Problem to solve ->
Go over the data and keep only the lines that include "odkazu".

Input data ->
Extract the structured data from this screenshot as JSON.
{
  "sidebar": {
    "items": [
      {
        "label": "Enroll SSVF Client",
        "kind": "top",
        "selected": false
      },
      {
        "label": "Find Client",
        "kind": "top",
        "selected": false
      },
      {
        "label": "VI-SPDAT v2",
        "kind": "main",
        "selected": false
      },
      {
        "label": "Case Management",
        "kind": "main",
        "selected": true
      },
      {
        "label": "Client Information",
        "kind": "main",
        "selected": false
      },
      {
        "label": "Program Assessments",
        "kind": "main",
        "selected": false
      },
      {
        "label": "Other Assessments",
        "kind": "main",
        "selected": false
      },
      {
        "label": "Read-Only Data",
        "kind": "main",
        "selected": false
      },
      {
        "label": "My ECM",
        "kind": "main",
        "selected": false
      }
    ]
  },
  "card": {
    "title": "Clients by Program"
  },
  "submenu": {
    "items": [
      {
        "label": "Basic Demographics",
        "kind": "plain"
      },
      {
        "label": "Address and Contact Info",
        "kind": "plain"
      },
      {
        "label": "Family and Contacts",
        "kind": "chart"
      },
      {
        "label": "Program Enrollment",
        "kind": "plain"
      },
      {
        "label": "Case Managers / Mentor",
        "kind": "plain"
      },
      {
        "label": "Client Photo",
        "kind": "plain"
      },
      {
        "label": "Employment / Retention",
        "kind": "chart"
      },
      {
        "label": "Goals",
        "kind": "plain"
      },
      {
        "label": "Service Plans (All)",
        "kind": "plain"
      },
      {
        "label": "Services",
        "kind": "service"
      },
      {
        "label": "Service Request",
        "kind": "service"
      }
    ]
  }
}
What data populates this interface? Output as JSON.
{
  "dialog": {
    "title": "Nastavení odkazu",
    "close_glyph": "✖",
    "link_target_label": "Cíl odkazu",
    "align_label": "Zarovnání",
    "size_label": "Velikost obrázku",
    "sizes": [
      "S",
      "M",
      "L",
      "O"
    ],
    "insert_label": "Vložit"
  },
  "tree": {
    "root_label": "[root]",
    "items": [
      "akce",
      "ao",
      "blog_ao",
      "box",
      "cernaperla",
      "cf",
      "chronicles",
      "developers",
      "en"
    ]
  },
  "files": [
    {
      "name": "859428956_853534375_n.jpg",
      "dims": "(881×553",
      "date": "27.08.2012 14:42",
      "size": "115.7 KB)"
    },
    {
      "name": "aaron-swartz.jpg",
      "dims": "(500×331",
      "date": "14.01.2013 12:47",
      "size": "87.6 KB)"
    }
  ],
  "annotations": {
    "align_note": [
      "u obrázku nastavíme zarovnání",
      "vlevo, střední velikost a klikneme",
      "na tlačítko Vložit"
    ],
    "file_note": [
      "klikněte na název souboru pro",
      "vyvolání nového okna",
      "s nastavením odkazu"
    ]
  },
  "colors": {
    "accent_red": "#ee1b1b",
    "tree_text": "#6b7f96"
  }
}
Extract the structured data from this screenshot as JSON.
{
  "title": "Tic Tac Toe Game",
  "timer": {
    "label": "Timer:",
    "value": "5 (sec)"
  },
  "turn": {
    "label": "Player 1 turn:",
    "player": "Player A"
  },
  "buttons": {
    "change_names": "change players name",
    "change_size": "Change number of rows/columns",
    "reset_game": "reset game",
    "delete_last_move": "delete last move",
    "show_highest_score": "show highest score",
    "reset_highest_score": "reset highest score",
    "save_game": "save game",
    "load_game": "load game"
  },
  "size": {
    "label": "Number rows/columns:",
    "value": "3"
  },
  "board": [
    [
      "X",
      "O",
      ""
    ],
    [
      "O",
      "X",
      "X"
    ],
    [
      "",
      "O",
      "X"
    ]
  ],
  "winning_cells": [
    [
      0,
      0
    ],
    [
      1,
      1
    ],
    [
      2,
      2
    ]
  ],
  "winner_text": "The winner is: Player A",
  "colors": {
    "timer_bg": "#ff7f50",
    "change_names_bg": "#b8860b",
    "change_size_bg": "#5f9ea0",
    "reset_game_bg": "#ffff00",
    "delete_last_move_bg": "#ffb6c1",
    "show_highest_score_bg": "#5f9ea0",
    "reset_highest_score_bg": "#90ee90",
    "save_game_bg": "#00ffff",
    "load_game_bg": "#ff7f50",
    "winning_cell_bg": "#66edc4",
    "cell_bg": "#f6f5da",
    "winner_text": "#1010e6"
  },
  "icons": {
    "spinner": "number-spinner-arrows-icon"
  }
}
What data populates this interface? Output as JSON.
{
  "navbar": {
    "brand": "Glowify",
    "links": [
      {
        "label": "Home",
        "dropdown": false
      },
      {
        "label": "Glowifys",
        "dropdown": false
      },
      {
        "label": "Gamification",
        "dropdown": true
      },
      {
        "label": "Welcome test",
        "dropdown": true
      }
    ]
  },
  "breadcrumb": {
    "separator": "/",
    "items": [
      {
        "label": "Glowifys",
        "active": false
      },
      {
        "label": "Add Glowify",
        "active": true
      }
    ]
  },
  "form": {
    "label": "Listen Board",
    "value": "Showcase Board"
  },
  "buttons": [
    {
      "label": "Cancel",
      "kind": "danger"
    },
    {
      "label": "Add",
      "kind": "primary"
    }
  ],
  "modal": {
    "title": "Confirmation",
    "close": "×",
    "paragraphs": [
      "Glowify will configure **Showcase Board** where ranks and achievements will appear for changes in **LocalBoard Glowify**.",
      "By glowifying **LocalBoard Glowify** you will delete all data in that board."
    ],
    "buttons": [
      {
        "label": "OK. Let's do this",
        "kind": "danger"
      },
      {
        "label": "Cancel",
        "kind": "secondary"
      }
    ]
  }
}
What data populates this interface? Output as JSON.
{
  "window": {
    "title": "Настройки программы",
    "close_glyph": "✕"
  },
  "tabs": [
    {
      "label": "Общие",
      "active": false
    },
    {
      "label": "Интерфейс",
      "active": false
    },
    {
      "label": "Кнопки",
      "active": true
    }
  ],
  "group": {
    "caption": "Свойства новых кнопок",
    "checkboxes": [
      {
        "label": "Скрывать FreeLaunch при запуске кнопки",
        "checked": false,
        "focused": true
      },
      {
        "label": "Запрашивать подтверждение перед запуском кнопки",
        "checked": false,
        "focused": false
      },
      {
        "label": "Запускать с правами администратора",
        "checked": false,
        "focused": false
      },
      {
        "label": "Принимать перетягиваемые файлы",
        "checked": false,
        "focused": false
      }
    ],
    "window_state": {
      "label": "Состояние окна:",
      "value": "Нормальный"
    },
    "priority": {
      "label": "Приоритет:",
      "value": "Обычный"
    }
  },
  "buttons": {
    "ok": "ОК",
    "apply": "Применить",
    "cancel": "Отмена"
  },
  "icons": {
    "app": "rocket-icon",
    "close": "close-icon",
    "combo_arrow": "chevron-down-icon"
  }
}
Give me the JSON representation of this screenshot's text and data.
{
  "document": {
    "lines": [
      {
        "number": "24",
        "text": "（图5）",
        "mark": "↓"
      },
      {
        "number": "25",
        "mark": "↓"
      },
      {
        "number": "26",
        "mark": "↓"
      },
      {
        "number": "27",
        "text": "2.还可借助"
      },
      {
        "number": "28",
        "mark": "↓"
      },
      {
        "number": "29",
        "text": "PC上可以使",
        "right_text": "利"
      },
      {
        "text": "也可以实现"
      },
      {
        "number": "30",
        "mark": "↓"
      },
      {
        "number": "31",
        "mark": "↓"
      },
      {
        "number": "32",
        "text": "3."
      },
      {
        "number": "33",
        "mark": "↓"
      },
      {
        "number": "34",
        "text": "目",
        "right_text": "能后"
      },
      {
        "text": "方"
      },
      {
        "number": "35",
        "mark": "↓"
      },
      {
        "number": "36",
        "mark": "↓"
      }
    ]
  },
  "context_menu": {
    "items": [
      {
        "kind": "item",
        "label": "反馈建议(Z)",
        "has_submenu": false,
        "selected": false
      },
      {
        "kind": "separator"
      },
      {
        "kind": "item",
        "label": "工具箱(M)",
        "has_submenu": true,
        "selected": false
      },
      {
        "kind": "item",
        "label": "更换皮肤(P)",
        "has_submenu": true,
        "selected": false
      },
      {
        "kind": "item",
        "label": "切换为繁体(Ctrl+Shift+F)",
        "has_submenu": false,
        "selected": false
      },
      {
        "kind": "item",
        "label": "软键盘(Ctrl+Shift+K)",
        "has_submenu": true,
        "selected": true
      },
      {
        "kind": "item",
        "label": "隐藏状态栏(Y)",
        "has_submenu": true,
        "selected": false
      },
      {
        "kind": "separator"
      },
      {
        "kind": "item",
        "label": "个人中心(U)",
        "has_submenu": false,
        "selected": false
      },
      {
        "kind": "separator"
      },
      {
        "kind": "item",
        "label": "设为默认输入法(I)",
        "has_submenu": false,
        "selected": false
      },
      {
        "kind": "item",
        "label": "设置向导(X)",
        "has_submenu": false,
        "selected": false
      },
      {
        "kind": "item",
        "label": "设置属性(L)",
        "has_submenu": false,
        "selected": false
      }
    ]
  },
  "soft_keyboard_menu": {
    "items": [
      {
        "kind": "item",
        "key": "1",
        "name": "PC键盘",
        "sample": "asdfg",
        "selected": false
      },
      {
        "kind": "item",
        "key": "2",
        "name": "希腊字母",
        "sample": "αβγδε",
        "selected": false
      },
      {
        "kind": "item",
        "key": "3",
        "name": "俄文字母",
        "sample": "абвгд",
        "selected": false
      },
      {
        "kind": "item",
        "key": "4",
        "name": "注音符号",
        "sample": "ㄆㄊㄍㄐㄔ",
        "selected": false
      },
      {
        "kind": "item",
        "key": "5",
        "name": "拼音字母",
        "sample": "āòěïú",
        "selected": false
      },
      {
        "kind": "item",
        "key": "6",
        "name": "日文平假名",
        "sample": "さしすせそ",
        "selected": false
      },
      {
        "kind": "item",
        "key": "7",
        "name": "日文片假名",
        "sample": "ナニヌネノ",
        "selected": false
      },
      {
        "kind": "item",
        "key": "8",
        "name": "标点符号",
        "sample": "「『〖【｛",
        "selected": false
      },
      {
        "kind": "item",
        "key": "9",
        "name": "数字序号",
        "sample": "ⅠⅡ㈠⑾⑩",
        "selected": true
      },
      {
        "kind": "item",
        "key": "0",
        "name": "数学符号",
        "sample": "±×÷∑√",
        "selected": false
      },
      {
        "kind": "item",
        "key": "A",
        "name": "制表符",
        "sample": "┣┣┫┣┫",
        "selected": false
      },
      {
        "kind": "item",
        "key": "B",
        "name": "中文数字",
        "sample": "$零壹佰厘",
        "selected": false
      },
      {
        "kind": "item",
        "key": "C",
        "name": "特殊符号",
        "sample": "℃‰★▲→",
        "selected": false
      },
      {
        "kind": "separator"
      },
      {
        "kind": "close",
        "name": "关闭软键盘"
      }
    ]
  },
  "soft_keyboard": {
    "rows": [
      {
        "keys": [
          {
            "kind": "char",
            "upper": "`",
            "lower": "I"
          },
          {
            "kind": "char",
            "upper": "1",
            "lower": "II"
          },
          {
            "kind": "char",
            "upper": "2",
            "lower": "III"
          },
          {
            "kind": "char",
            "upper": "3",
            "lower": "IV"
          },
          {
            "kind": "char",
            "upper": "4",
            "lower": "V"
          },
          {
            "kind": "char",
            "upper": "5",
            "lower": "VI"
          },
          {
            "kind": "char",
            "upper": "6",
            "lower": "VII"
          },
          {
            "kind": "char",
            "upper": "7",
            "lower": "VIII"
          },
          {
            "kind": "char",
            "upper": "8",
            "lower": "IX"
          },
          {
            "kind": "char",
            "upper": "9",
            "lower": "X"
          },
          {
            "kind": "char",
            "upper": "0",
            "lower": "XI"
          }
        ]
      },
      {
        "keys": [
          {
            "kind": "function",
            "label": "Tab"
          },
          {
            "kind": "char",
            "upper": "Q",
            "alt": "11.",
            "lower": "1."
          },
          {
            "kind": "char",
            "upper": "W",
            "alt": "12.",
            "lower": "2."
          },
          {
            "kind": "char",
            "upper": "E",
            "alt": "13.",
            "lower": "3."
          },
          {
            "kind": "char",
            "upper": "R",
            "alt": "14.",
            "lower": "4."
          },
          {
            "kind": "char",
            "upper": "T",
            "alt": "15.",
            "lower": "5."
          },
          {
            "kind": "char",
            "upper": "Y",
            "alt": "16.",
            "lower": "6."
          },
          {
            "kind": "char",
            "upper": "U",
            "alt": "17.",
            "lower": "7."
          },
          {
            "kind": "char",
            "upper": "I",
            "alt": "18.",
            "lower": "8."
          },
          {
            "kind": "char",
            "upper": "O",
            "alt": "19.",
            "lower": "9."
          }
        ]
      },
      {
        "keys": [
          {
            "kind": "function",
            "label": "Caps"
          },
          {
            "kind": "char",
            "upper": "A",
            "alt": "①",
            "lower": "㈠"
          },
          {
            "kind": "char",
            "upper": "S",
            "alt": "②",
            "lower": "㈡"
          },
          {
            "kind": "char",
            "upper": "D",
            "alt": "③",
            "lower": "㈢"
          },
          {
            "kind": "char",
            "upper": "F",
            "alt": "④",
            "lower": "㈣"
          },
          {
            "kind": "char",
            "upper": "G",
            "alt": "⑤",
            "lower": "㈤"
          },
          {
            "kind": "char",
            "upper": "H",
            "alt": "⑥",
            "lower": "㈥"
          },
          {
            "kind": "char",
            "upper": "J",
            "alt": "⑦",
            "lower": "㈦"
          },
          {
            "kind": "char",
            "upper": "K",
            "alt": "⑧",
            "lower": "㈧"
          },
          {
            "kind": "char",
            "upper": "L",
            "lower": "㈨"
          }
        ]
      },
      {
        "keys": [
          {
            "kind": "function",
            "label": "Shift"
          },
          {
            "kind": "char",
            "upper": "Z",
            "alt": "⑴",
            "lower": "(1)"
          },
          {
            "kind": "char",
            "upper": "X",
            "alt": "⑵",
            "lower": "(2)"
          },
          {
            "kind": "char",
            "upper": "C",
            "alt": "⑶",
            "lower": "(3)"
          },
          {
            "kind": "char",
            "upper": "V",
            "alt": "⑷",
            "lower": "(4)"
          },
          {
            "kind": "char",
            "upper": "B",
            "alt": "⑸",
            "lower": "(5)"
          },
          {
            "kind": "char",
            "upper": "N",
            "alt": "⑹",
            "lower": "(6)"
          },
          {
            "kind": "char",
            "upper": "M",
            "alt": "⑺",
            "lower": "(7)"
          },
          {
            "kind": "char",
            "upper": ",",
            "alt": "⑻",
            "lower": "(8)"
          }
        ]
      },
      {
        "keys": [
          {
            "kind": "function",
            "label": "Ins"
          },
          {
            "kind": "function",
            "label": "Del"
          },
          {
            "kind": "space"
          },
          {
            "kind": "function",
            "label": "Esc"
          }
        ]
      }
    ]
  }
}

Response to the exercise ->
    "title": "Nastavení odkazu",
    "link_target_label": "Cíl odkazu",
      "s nastavením odkazu"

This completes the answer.